    Yeah, pounding those cones into perfect shape is a long and tedious process. Two or three cones a day is more than enough. No need to stress oneself. I understand that the seams will be done on a seperate day and then on another day I will weld those cones together. No need in me getting on people's nerves by sitting down on the TIG and trying to weld it all at once. Besides, once you get tired, the results of the welding can vary greatly...
    I had thought about making a form for a tourque pipe from solid steel, from two peices that squeeze the metal sheet in between them using hydraulic pressure. The thing is, it should be a popluar pipe that many people need, to justify all the work in preparing such big and heavy steel molds and a hydraulic pressing setup for it.
    When you mention typical pressure washer, do you mean like the small Archer models (on wheels), easily moved by one hand, or do you mean some kind of special car wash industrial unit sized thing?
  14. lazylightning@mail.r

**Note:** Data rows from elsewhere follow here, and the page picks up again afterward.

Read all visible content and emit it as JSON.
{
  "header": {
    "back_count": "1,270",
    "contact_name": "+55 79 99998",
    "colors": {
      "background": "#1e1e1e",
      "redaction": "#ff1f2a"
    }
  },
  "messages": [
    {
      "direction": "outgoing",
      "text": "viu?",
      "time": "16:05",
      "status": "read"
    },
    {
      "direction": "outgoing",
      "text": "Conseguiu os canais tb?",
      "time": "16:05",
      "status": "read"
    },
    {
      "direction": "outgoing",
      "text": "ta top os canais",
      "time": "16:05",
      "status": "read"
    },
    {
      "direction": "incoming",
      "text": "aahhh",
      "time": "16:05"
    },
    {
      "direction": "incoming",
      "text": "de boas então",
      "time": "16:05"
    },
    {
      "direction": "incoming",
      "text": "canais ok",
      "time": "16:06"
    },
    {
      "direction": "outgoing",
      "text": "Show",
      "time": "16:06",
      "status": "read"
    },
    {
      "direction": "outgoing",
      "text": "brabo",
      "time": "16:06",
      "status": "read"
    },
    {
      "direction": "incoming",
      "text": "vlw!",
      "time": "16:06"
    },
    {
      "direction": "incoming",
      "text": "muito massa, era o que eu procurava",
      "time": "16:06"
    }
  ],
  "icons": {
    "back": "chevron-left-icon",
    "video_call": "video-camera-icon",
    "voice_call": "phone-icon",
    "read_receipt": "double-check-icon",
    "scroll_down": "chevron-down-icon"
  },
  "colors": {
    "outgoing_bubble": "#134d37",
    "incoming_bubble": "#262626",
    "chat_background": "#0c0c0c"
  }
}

    lazylightning@mail.r Active Member

    As you can see, I made my first torque pipe out of an old stainless vat I found laying in the garbage by my apartment building. I used an old IKEA office chair shock absorber thing as the round anvil surface for pounding and a large hammer. It looked nasty after it was first welded up, but then I cleaned it up a bit and it's just fine.

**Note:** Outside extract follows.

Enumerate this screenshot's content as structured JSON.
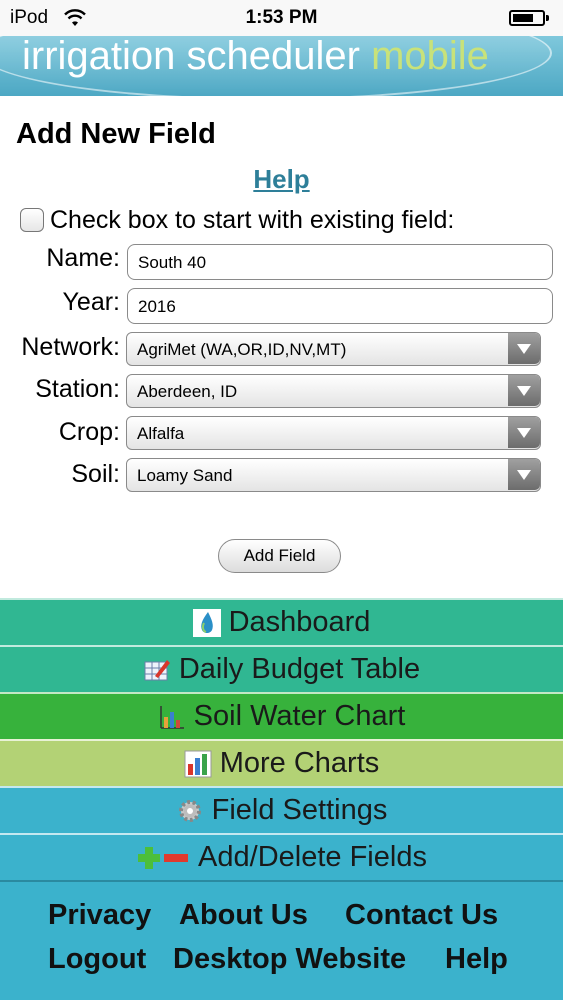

    Attached Files:

  15. lazylightning@mail.r

    lazylightning@mail.r Active Member

    Here's my new stainless steel gas tank. I made it out of scrap stainless sheets of varying thickness. The gas cap is a wonder of engineering. I made it have three levels inside. Each level connected by a small hole and with a spiral labyrinth in the first two levels. There was supposed to be a small airlock screw that I could close when I'm not riding to prevent fumes from leaking out, but I didn't get it done before my trip to Crimea last summer. So once when I had a full tank, the thing fell over on it's side in the little vacation house and since I was on the other side of the room and my hands were full, it took me a whole four seconds or so to pick the bike up off of the floor. Not even a single drop spilled out! On the road it's great, no drops come out from the bumps at all. It hold's exactly 2.0 liters.

    Attached Files:

    Last edited: Dec 13, 2015